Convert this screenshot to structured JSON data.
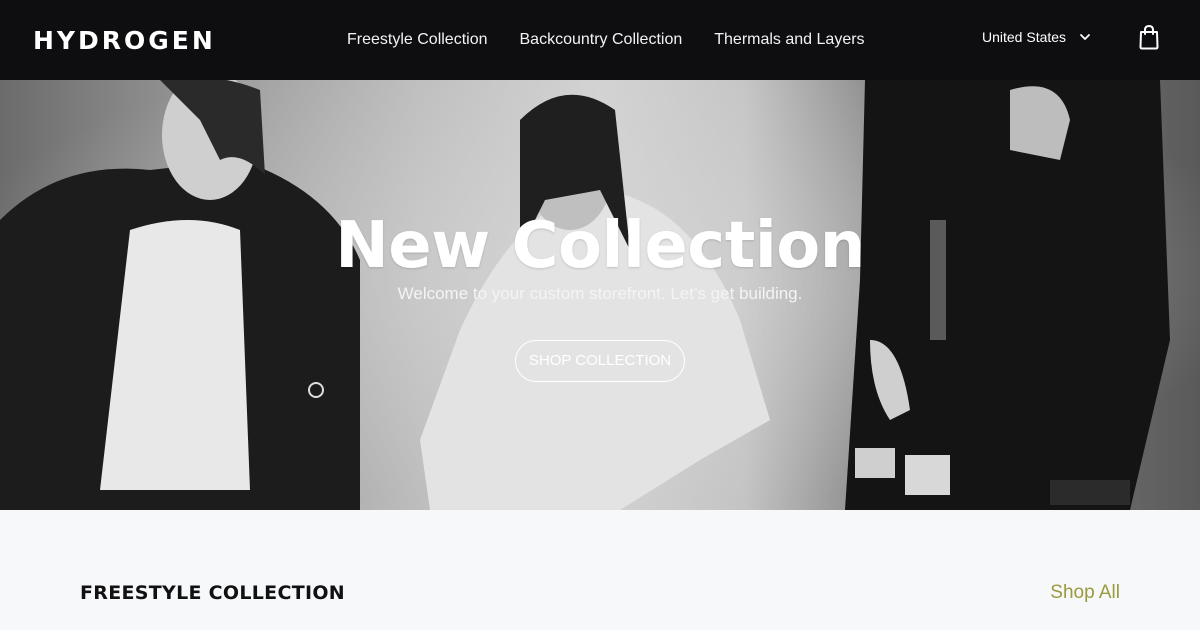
{
  "header": {
    "logo": "HYDROGEN",
    "nav": [
      {
        "label": "Freestyle Collection"
      },
      {
        "label": "Backcountry Collection"
      },
      {
        "label": "Thermals and Layers"
      }
    ],
    "country": "United States",
    "icons": {
      "country_chevron": "chevron-down-icon",
      "cart": "shopping-bag-icon"
    }
  },
  "hero": {
    "title": "New Collection",
    "subtitle": "Welcome to your custom storefront. Let’s get building.",
    "cta_label": "SHOP COLLECTION"
  },
  "section": {
    "title": "FREESTYLE COLLECTION",
    "link": "Shop All"
  },
  "colors": {
    "header_bg": "#0e0e10",
    "accent_link": "#9a9a3c",
    "page_bg": "#f7f8fa"
  }
}
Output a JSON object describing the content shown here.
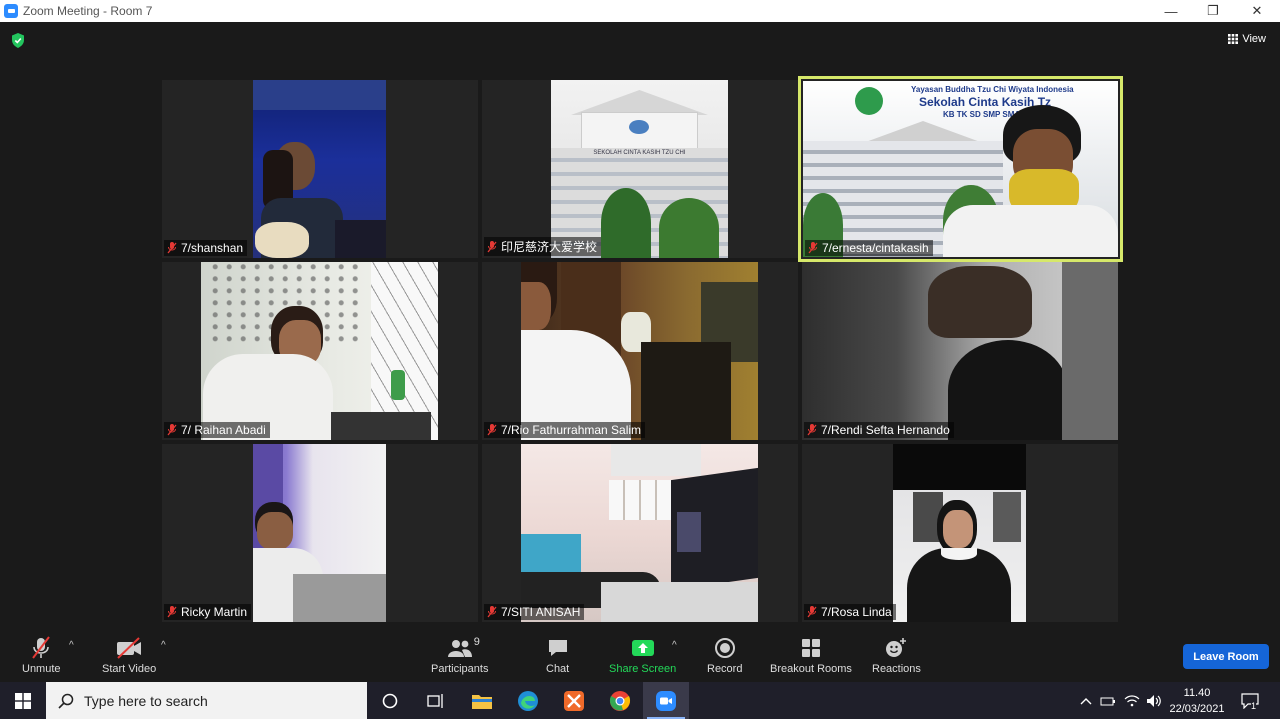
{
  "window": {
    "title": "Zoom Meeting - Room 7",
    "minimize": "—",
    "restore": "❐",
    "close": "✕"
  },
  "meeting": {
    "view_label": "View"
  },
  "participants": [
    {
      "name": "7/shanshan",
      "muted": true
    },
    {
      "name": "印尼慈济大爱学校",
      "muted": true
    },
    {
      "name": "7/ernesta/cintakasih",
      "muted": true,
      "active_speaker": true
    },
    {
      "name": "7/ Raihan Abadi",
      "muted": true
    },
    {
      "name": "7/Rio Fathurrahman Salim",
      "muted": true
    },
    {
      "name": "7/Rendi Sefta Hernando",
      "muted": true
    },
    {
      "name": "Ricky Martin",
      "muted": true
    },
    {
      "name": "7/SITI ANISAH",
      "muted": true
    },
    {
      "name": "7/Rosa Linda",
      "muted": true
    }
  ],
  "school_banner": {
    "line1": "Yayasan Buddha Tzu Chi Wiyata Indonesia",
    "line2": "Sekolah Cinta Kasih Tz",
    "line3": "KB TK SD SMP SMA",
    "building_sign": "SEKOLAH CINTA KASIH TZU CHI"
  },
  "toolbar": {
    "unmute": "Unmute",
    "start_video": "Start Video",
    "participants": "Participants",
    "participants_count": "9",
    "chat": "Chat",
    "share_screen": "Share Screen",
    "record": "Record",
    "breakout_rooms": "Breakout Rooms",
    "reactions": "Reactions",
    "leave_room": "Leave Room",
    "share_color": "#23d959",
    "leave_color": "#1565d8"
  },
  "taskbar": {
    "search_placeholder": "Type here to search",
    "time": "11.40",
    "date": "22/03/2021",
    "notification_count": "1"
  }
}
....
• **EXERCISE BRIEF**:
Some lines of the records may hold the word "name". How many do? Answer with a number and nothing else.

• **EXERCISE ANSWER**:
9